Facebook experimented on about 689,003 of its users without their knowledge, manipulating news feeds to see what the impact was on the human psyche.
Slate reported that Facebook wanted to see if reducing the number of positive message a person saw would make them less likely to post something positive. Ditto for negative posts. Facebook used a program to analyze whether a post contained positive or negative words.
A paper on the experiment was published in the Proceedings of the National Academy of Sciences: "The experiment manipulated the extent to which people were exposed to emotional expressions in their News Feed.
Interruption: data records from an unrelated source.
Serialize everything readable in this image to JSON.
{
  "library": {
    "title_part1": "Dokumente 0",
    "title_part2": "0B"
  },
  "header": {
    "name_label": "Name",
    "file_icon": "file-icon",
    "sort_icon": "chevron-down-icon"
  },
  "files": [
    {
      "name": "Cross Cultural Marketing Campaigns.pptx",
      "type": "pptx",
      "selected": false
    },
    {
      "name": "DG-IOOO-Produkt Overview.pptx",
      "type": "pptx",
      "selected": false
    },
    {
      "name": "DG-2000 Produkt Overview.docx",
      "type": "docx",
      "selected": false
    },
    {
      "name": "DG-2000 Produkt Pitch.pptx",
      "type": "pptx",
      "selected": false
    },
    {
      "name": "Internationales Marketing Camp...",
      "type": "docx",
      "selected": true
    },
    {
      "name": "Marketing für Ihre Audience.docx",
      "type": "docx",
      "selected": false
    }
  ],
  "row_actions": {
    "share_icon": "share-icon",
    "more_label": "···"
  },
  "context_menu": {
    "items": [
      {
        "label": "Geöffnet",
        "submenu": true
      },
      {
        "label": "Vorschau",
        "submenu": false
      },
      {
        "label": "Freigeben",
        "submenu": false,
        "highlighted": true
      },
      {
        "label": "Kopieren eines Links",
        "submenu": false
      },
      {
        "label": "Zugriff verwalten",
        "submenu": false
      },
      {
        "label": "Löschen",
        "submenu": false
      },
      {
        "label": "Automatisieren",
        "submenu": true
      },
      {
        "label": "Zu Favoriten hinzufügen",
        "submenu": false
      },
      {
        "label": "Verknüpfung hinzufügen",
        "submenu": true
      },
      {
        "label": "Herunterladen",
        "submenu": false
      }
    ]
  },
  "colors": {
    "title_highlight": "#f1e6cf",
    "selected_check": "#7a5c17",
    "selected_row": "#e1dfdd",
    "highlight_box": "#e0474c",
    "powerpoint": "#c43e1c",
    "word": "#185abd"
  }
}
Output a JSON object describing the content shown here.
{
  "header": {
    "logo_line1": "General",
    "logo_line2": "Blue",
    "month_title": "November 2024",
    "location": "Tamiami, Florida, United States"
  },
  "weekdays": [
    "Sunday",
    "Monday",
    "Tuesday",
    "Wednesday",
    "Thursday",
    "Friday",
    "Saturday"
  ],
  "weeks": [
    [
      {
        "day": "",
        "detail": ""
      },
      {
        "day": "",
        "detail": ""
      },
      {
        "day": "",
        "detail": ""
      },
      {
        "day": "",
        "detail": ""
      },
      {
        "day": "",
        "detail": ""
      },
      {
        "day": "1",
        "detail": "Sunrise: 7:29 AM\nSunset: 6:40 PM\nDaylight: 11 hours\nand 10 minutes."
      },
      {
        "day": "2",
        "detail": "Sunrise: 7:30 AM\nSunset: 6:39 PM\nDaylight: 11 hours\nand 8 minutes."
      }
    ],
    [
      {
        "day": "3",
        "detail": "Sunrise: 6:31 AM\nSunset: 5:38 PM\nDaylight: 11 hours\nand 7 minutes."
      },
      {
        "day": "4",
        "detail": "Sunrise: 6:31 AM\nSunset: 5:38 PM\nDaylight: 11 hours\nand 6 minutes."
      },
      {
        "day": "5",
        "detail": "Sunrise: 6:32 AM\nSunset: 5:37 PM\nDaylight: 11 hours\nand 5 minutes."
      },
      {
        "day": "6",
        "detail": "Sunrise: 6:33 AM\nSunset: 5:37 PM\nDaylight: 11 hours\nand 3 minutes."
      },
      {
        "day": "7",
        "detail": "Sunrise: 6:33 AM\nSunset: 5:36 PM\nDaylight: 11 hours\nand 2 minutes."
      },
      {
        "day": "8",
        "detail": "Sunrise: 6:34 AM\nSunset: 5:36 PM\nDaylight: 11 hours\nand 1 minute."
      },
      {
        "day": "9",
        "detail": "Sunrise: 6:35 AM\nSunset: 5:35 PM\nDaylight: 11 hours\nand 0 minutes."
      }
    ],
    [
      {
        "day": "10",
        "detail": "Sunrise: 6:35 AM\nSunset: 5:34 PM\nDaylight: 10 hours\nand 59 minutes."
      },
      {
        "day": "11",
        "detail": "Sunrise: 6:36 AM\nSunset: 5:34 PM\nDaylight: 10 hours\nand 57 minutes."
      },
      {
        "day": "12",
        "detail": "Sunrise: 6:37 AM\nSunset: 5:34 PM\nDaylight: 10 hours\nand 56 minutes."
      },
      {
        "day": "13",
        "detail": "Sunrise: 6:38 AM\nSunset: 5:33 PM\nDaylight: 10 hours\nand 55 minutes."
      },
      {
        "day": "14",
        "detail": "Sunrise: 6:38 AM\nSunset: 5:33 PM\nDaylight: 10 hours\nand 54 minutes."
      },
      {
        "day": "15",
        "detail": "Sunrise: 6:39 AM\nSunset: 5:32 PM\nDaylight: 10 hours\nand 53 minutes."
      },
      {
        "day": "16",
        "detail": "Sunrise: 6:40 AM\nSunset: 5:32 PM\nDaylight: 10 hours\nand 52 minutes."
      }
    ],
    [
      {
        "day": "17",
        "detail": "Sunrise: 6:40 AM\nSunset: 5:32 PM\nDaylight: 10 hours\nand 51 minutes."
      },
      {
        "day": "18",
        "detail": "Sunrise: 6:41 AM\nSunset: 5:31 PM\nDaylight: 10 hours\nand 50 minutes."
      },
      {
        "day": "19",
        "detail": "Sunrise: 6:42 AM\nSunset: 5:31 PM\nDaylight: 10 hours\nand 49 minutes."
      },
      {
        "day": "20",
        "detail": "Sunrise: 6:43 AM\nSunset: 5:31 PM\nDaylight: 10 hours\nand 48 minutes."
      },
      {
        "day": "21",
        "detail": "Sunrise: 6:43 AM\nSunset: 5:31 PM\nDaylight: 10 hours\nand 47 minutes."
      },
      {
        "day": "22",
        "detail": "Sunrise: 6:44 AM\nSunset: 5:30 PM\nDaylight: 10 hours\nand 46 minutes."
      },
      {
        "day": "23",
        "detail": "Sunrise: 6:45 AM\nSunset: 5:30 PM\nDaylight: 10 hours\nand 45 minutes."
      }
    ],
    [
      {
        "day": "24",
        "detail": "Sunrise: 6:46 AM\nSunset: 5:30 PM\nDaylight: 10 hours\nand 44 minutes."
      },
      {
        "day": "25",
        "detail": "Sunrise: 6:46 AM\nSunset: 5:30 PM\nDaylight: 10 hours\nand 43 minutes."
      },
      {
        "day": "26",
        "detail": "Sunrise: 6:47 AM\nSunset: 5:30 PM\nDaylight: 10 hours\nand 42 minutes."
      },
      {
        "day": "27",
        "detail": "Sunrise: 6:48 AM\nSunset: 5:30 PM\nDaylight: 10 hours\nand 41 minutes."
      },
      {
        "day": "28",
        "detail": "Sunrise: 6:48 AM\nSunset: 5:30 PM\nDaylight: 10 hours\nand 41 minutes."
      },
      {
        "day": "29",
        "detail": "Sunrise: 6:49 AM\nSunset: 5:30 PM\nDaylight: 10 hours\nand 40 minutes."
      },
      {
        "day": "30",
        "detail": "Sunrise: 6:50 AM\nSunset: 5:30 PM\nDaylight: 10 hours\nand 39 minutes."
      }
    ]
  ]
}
This tested whether exposure to emotions led people to change their own posting behaviors, in particular whether exposure to emotional content led people to post content that was consistent with the exposure."
The experiments occurred during one week in January in 2012.
What did the experiment find?
"The results show emotional contagion," the paper states. "[P]eople who had positive content reduced in their News Feed, a larger percentage of words in people's status updates were negative and a smaller percentage were positive."
The Wall Street Journal reported that Facebook data scientist Adam Kramer expressed second thoughts about the conducting the study: "In hindsight, the research benefits of the paper may not have justified all of this anxiety." The Wall Street Journal reported that Kramer pointed out that Facebook's review process since 2012 has "come a long way since then."